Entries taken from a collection

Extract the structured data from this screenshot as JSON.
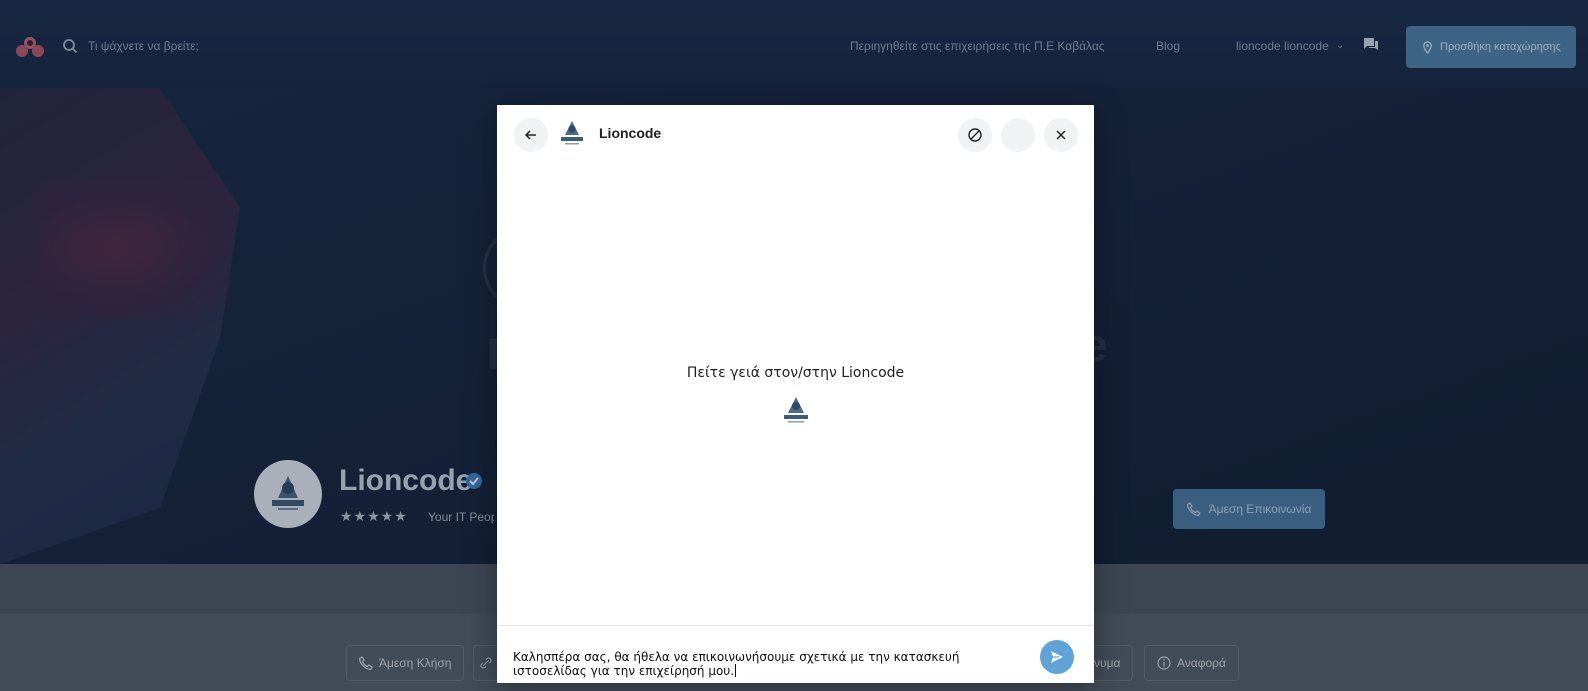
{
  "topbar": {
    "search_placeholder": "Τι ψάχνετε να βρείτε;",
    "nav_browse": "Περιηγηθείτε στις επιχειρήσεις της Π.Ε Καβάλας",
    "nav_blog": "Blog",
    "user_name": "lioncode lioncode",
    "add_listing": "Προσθήκη καταχώρησης"
  },
  "hero": {
    "company_name": "Lioncode",
    "stars": "★★★★★",
    "tagline": "Your IT Peop",
    "contact_button": "Άμεση Επικοινωνία"
  },
  "actions": {
    "call": "Άμεση Κλήση",
    "message_partial": "νυμα",
    "report": "Αναφορά"
  },
  "chat": {
    "title": "Lioncode",
    "greeting": "Πείτε γειά στον/στην Lioncode",
    "message_input": "Καλησπέρα σας, θα ήθελα να επικοινωνήσουμε σχετικά με την κατασκευή ιστοσελίδας για την επιχείρησή μου."
  },
  "colors": {
    "send_button": "#5fa3d9",
    "overlay_bg": "#1c2c45",
    "accent_button": "#4f80a9"
  },
  "icons": {
    "back": "arrow-left-icon",
    "block": "block-icon",
    "close": "close-icon",
    "send": "send-icon",
    "search": "search-icon",
    "chat": "chat-icon",
    "phone": "phone-icon",
    "info": "info-icon",
    "location": "location-pin-icon"
  }
}
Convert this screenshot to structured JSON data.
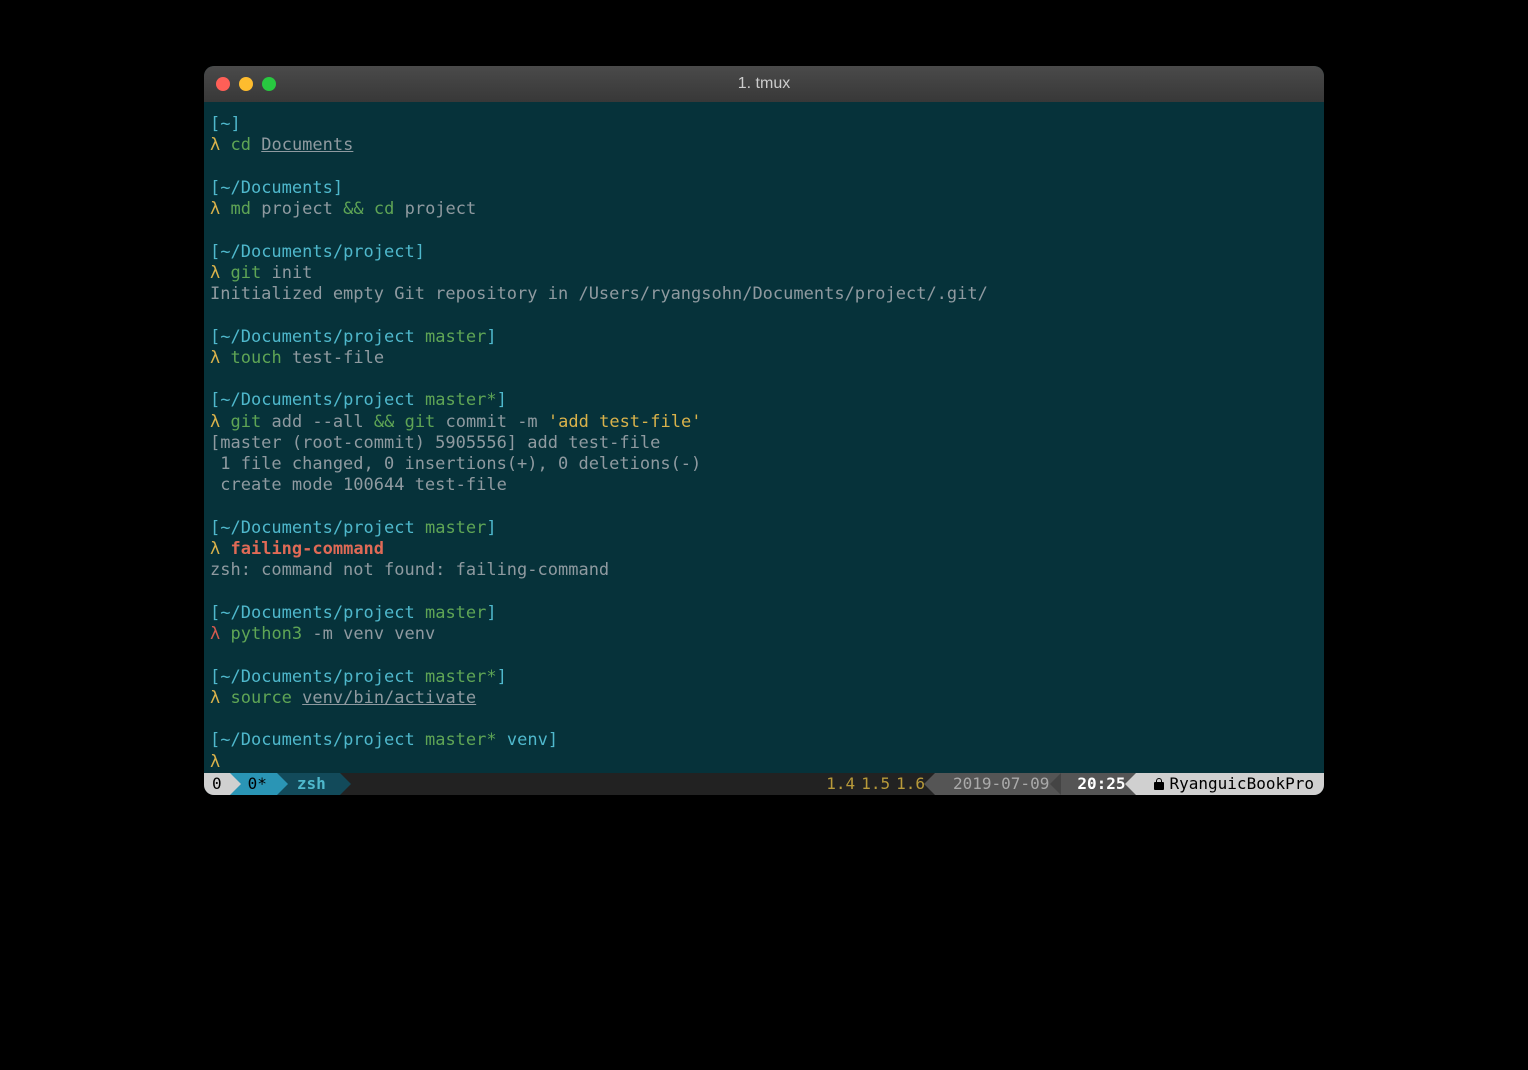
{
  "window": {
    "title": "1. tmux"
  },
  "prompts": {
    "p1": {
      "path": "~",
      "cmd": "cd",
      "arg_underlined": "Documents"
    },
    "p2": {
      "path": "~/Documents",
      "cmd1": "md",
      "arg1": "project",
      "amp": "&&",
      "cmd2": "cd",
      "arg2": "project"
    },
    "p3": {
      "path": "~/Documents/project",
      "cmd": "git",
      "arg": "init",
      "out": "Initialized empty Git repository in /Users/ryangsohn/Documents/project/.git/"
    },
    "p4": {
      "path": "~/Documents/project",
      "branch": "master",
      "cmd": "touch",
      "arg": "test-file"
    },
    "p5": {
      "path": "~/Documents/project",
      "branch": "master*",
      "cmd1": "git",
      "arg1": "add --all",
      "amp": "&&",
      "cmd2": "git",
      "arg2": "commit -m",
      "msg": "'add test-file'",
      "out1": "[master (root-commit) 5905556] add test-file",
      "out2": " 1 file changed, 0 insertions(+), 0 deletions(-)",
      "out3": " create mode 100644 test-file"
    },
    "p6": {
      "path": "~/Documents/project",
      "branch": "master",
      "cmd": "failing-command",
      "out": "zsh: command not found: failing-command"
    },
    "p7": {
      "path": "~/Documents/project",
      "branch": "master",
      "cmd": "python3",
      "arg": "-m venv venv"
    },
    "p8": {
      "path": "~/Documents/project",
      "branch": "master*",
      "cmd": "source",
      "arg_underlined": "venv/bin/activate"
    },
    "p9": {
      "path": "~/Documents/project",
      "branch": "master*",
      "venv": "venv"
    }
  },
  "glyph": {
    "lambda": "λ",
    "lbrack": "[",
    "rbrack": "]"
  },
  "statusbar": {
    "session": "0",
    "window": "0*",
    "pane": "zsh",
    "load1": "1.4",
    "load2": "1.5",
    "load3": "1.6",
    "date": "2019-07-09",
    "time": "20:25",
    "host": "RyanguicBookPro"
  }
}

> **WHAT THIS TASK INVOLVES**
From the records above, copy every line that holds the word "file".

> **RESPONSE**
      "arg": "test-file"
      "msg": "'add test-file'",
      "out1": "[master (root-commit) 5905556] add test-file",
      "out2": " 1 file changed, 0 insertions(+), 0 deletions(-)",
      "out3": " create mode 100644 test-file"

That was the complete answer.